▶ _What you have to do_
Using the listing below, select the lines with the word "value" and copy them.

▶ _Material for this task_
——————

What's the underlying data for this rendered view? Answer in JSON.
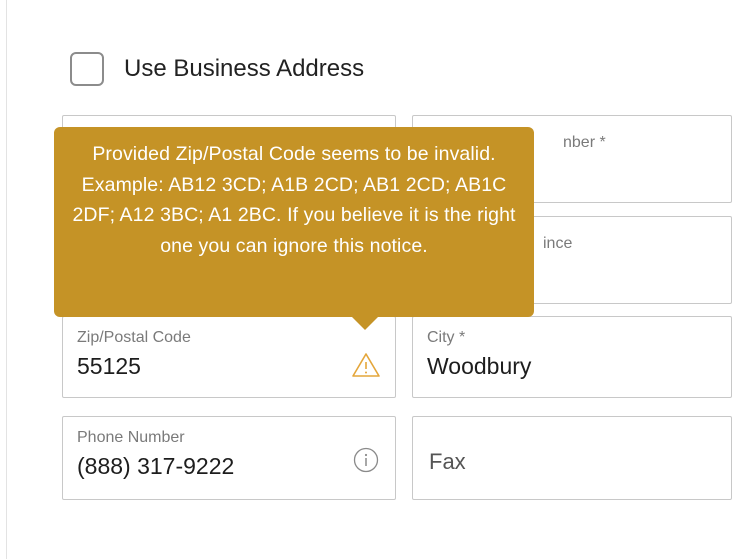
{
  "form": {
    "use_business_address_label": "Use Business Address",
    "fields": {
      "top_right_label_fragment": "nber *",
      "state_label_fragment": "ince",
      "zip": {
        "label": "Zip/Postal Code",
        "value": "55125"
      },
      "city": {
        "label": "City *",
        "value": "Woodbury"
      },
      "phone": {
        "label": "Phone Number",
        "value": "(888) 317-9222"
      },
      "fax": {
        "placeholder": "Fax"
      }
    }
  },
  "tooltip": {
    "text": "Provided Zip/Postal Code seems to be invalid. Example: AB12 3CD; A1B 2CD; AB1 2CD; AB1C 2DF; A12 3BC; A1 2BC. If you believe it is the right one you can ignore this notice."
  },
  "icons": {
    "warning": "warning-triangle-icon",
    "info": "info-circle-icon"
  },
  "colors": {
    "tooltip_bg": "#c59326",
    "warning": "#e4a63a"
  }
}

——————

▶ _Exercise output_
        "value": "55125"
        "value": "Woodbury"
        "value": "(888) 317-9222"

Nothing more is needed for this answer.